We know the problem: the jobless rate for military members who have served our country since 9/11 is significantly higher than the general population. 

Each year, the Families and Work Institute, a non-profit and non-partisan research organization, honors companies that have gone the extra mile to help vets as they return to the civilian workplace.

The winners of the Work Life Legacy Military Awards for 2013: Cornell University, JPMorgan Chase, Merck and Verizon Communications.

“Each of these companies has generated a holistic approach by recruiting, hiring and training vets and giving them a path inside their organizations to sustain employment and create a bright future,” said Adm. Mike Mullen, USN (Ret.), former Chairman of the Joint Chiefs of Staff and a member of the institute’s board.

For example, JPMorgan Chase has a dedicated military recruiting team and an internal military training program that has created more than 5,300 jobs for veterans in just two years.

“We think it’s important not only because it’s good for our business, but we truly believe that we owe this generation of service members the opportunity for success, and jobs is one of them,” said Maureen Casey, managing director for military and veterans affairs at JPMorgan Chase.

Chase and 10 other companies launched the 100,000 Jobs Mission two years ago.
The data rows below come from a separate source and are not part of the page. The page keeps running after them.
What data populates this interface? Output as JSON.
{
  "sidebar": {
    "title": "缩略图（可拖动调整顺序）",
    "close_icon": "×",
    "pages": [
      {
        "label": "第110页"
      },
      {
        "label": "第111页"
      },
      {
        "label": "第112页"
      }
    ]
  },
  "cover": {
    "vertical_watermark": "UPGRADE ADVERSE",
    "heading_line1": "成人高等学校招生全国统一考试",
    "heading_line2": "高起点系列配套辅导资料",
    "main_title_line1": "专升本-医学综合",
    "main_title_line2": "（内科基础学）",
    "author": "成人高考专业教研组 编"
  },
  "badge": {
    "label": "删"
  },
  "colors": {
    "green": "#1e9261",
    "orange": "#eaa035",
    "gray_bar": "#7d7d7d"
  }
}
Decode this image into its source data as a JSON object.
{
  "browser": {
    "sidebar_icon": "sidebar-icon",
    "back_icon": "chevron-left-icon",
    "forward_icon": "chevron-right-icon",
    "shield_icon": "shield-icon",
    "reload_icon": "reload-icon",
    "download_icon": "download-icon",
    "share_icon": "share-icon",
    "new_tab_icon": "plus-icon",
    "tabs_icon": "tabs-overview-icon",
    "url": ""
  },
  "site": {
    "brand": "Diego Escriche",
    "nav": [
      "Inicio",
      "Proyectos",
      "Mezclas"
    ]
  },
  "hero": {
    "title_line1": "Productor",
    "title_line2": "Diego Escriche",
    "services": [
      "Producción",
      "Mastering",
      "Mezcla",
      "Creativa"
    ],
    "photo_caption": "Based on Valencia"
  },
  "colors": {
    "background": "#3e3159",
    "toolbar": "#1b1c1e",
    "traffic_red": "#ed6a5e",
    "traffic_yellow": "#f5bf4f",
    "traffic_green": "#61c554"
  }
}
The goal is to hire 100,000 vets by 2020. To date, there have been almost 65,000 new hires.

The bank was also cited for co-founding the Institute for Veterans and Military Families with Syracuse University to do research on actionable projects and programs. For example, the institute created the Veterans Career Transition Program, a free online service that lets returning vets learn marketable skills that improve their chances of landing a job in the private sector.
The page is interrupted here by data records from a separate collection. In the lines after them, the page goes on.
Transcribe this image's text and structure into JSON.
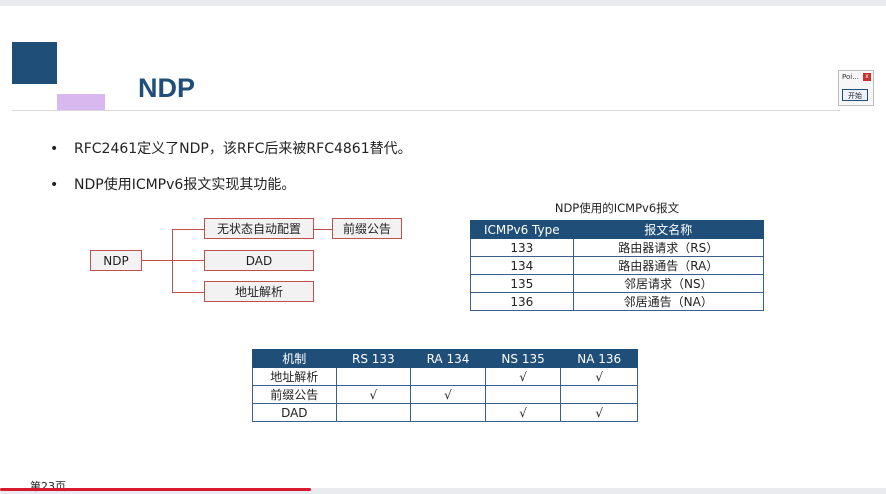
{
  "slide": {
    "title": "NDP",
    "bullets": [
      "RFC2461定义了NDP，该RFC后来被RFC4861替代。",
      "NDP使用ICMPv6报文实现其功能。"
    ],
    "bullet_marker": "•",
    "tree": {
      "root": "NDP",
      "branches": [
        "无状态自动配置",
        "DAD",
        "地址解析"
      ],
      "leaf": "前缀公告"
    },
    "icmp_table": {
      "caption": "NDP使用的ICMPv6报文",
      "headers": [
        "ICMPv6 Type",
        "报文名称"
      ],
      "rows": [
        [
          "133",
          "路由器请求（RS）"
        ],
        [
          "134",
          "路由器通告（RA）"
        ],
        [
          "135",
          "邻居请求（NS）"
        ],
        [
          "136",
          "邻居通告（NA）"
        ]
      ]
    },
    "mechanism_table": {
      "headers": [
        "机制",
        "RS 133",
        "RA 134",
        "NS 135",
        "NA 136"
      ],
      "rows": [
        [
          "地址解析",
          "",
          "",
          "√",
          "√"
        ],
        [
          "前缀公告",
          "√",
          "√",
          "",
          ""
        ],
        [
          "DAD",
          "",
          "",
          "√",
          "√"
        ]
      ]
    },
    "page_label": "第23页"
  },
  "widget": {
    "title": "Poi...",
    "close": "x",
    "start": "开始"
  },
  "colors": {
    "accent": "#1f4e79",
    "purple": "#d9b8ef",
    "tree_border": "#c0504d",
    "progress": "#d6192f"
  }
}
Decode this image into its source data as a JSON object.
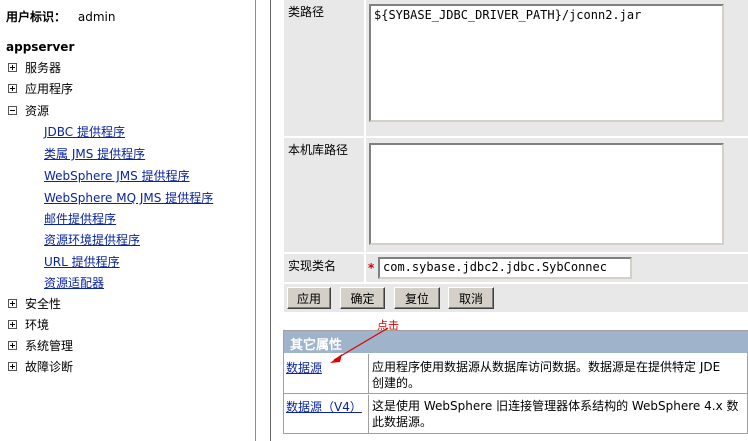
{
  "sidebar": {
    "user_label": "用户标识：",
    "user_value": "admin",
    "server": "appserver",
    "items": [
      {
        "label": "服务器",
        "expanded": false
      },
      {
        "label": "应用程序",
        "expanded": false
      },
      {
        "label": "资源",
        "expanded": true
      },
      {
        "label": "安全性",
        "expanded": false
      },
      {
        "label": "环境",
        "expanded": false
      },
      {
        "label": "系统管理",
        "expanded": false
      },
      {
        "label": "故障诊断",
        "expanded": false
      }
    ],
    "resources": [
      "JDBC 提供程序",
      "类属 JMS 提供程序",
      "WebSphere JMS 提供程序",
      "WebSphere MQ JMS 提供程序",
      "邮件提供程序",
      "资源环境提供程序",
      "URL 提供程序",
      "资源适配器"
    ]
  },
  "form": {
    "classpath_label": "类路径",
    "classpath_value": "${SYBASE_JDBC_DRIVER_PATH}/jconn2.jar",
    "native_label": "本机库路径",
    "native_value": "",
    "impl_label": "实现类名",
    "impl_required": "*",
    "impl_value": "com.sybase.jdbc2.jdbc.SybConnec"
  },
  "buttons": {
    "apply": "应用",
    "ok": "确定",
    "reset": "复位",
    "cancel": "取消"
  },
  "props": {
    "title": "其它属性",
    "annotation": "点击",
    "rows": [
      {
        "link": "数据源",
        "desc1": "应用程序使用数据源从数据库访问数据。数据源是在提供特定 JDE",
        "desc2": "创建的。"
      },
      {
        "link": "数据源（V4）",
        "desc1": "这是使用 WebSphere 旧连接管理器体系结构的 WebSphere 4.x 数",
        "desc2": "此数据源。"
      }
    ]
  },
  "colors": {
    "link": "#0a24a0",
    "section_header": "#9fb3cb",
    "annotation": "#e00000"
  }
}
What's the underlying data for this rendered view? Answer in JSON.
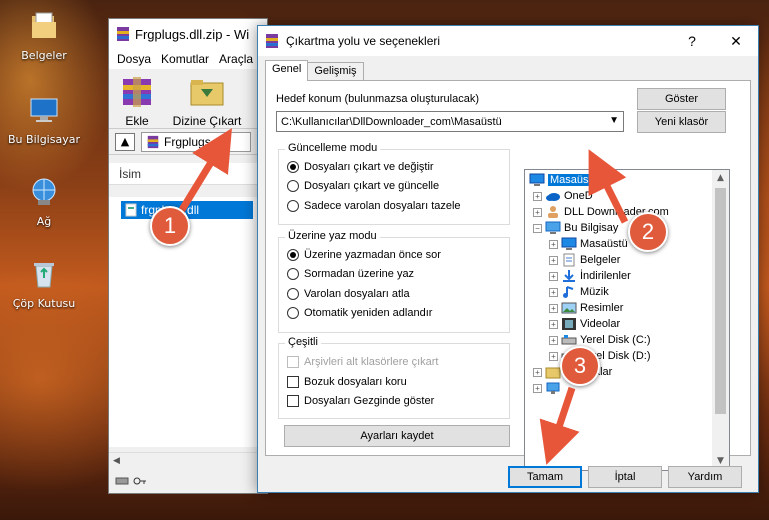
{
  "desktop": {
    "icons": [
      {
        "label": "Belgeler",
        "icon": "folder-icon"
      },
      {
        "label": "Bu Bilgisayar",
        "icon": "computer-icon"
      },
      {
        "label": "Ağ",
        "icon": "network-icon"
      },
      {
        "label": "Çöp Kutusu",
        "icon": "recycle-bin-icon"
      }
    ]
  },
  "winrar": {
    "title": "Frgplugs.dll.zip - Wi",
    "menu": [
      "Dosya",
      "Komutlar",
      "Araçla"
    ],
    "toolbar": {
      "add_label": "Ekle",
      "extract_label": "Dizine Çıkart"
    },
    "address": "Frgplugs.dl",
    "list_header": "İsim",
    "file_name": "frgplugs.dll"
  },
  "dialog": {
    "title": "Çıkartma yolu ve seçenekleri",
    "tabs": [
      "Genel",
      "Gelişmiş"
    ],
    "destination_label": "Hedef konum (bulunmazsa oluşturulacak)",
    "destination_value": "C:\\Kullanıcılar\\DllDownloader_com\\Masaüstü",
    "show_button": "Göster",
    "new_folder_button": "Yeni klasör",
    "update_mode": {
      "title": "Güncelleme modu",
      "options": [
        "Dosyaları çıkart ve değiştir",
        "Dosyaları çıkart ve güncelle",
        "Sadece varolan dosyaları tazele"
      ],
      "selected": 0
    },
    "overwrite_mode": {
      "title": "Üzerine yaz modu",
      "options": [
        "Üzerine yazmadan önce sor",
        "Sormadan üzerine yaz",
        "Varolan dosyaları atla",
        "Otomatik yeniden adlandır"
      ],
      "selected": 0
    },
    "misc": {
      "title": "Çeşitli",
      "options": [
        "Arşivleri alt klasörlere çıkart",
        "Bozuk dosyaları koru",
        "Dosyaları Gezginde göster"
      ]
    },
    "save_settings_button": "Ayarları kaydet",
    "tree": [
      {
        "label": "Masaüstü",
        "icon": "desktop-icon",
        "selected": true
      },
      {
        "label": "OneD",
        "icon": "onedrive-icon"
      },
      {
        "label": "DLL Downloader.com",
        "icon": "user-icon"
      },
      {
        "label": "Bu Bilgisay",
        "icon": "computer-icon"
      },
      {
        "label": "Masaüstü",
        "icon": "desktop-icon"
      },
      {
        "label": "Belgeler",
        "icon": "documents-icon"
      },
      {
        "label": "İndirilenler",
        "icon": "download-icon"
      },
      {
        "label": "Müzik",
        "icon": "music-icon"
      },
      {
        "label": "Resimler",
        "icon": "pictures-icon"
      },
      {
        "label": "Videolar",
        "icon": "videos-icon"
      },
      {
        "label": "Yerel Disk (C:)",
        "icon": "drive-icon"
      },
      {
        "label": "Yerel Disk (D:)",
        "icon": "drive-icon"
      },
      {
        "label": "Kitaplıklar",
        "icon": "libraries-icon"
      },
      {
        "label": "",
        "icon": "network-icon"
      }
    ],
    "ok_button": "Tamam",
    "cancel_button": "İptal",
    "help_button": "Yardım"
  },
  "annotations": [
    "1",
    "2",
    "3"
  ],
  "colors": {
    "selection": "#0078d7",
    "badge": "#e05b3c",
    "arrow": "#e8563a"
  }
}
The other winners:

Cornell University’s on-campus Veterans Affairs office offers private professional counseling for both employees and the local community. The university provides extensive support services for military families, including a family “helper list” of those who can assist with family care, education and household maintenance. 

Merck has an employee affinity group to help vets network and find mentors and a transitional assistance program to give veterans employment opportunities.
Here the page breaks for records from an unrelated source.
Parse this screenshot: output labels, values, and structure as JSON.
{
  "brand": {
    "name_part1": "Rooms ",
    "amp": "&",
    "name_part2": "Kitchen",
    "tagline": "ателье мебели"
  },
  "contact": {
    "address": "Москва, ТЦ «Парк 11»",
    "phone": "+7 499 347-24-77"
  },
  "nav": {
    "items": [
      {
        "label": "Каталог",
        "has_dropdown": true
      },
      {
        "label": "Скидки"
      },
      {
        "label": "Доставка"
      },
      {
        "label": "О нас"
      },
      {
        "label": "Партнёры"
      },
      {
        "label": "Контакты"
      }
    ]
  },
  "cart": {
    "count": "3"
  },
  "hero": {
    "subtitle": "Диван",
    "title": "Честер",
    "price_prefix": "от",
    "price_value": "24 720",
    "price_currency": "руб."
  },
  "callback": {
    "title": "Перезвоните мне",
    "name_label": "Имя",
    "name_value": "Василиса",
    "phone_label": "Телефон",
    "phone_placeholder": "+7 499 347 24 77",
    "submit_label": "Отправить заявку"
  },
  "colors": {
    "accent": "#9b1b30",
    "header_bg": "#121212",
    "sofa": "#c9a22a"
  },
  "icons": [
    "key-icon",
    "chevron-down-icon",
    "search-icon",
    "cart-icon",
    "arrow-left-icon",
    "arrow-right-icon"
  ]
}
Verizon Communications assists military spouses with finding jobs. Its Emergency Military Leave policy gives employees on active duty benefits for an additional year beyond the provisions of the Uniformed Services Employment and Reemployment Rights Act. 

There were eight honorable mentions: Bon Secours, Citi, Deloitte, General Motors, Johnson & Johnson, Lockheed Martin, Sodexo and The Walt Disney Company.

Veterans are not looking for any special consideration, “just the opportunity to fulfill their dreams – and that takes employment,” Admiral Mullen told NBC News. He urges companies to recruit vets, not just wait for them to knock on the door.

“Business cases studies show that over the long term, veterans are really good bets for the bottom line,” he said. “They have the discipline, the technical skills and the leadership skills. They’re loyal, they’re good team players and they lead well. All of those skills translate to an employee who is really going to make a difference in almost any organization.”

Herb Weisbaum is The ConsumerMan. Follow him on Facebook and Twitteror visit The ConsumerMan website.